(Dataset rows describing interfaces)
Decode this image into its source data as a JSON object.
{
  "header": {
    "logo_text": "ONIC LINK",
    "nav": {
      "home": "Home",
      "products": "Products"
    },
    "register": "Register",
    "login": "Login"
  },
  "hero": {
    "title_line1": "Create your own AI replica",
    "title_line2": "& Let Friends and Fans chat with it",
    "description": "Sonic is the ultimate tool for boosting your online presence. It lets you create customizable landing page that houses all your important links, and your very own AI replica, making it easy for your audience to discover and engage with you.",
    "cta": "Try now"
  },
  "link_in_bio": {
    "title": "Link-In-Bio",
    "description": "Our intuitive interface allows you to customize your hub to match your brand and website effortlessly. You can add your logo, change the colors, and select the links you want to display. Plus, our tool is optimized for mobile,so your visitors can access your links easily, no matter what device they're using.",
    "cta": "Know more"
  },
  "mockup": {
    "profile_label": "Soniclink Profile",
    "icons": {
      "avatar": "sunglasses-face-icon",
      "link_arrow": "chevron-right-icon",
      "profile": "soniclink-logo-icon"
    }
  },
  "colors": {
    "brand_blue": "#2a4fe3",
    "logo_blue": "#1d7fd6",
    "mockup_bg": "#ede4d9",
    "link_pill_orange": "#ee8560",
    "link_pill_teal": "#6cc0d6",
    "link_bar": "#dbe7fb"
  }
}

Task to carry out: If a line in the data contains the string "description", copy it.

Written solution:
    "description": "Sonic is the ultimate tool for boosting your online presence. It lets you create customizable landing page that houses all your important links, and your very own AI replica, making it easy for your audience to discover and engage with you.",
    "description": "Our intuitive interface allows you to customize your hub to match your brand and website effortlessly. You can add your logo, change the colors, and select the links you want to display. Plus, our tool is optimized for mobile,so your visitors can access your links easily, no matter what device they're using.",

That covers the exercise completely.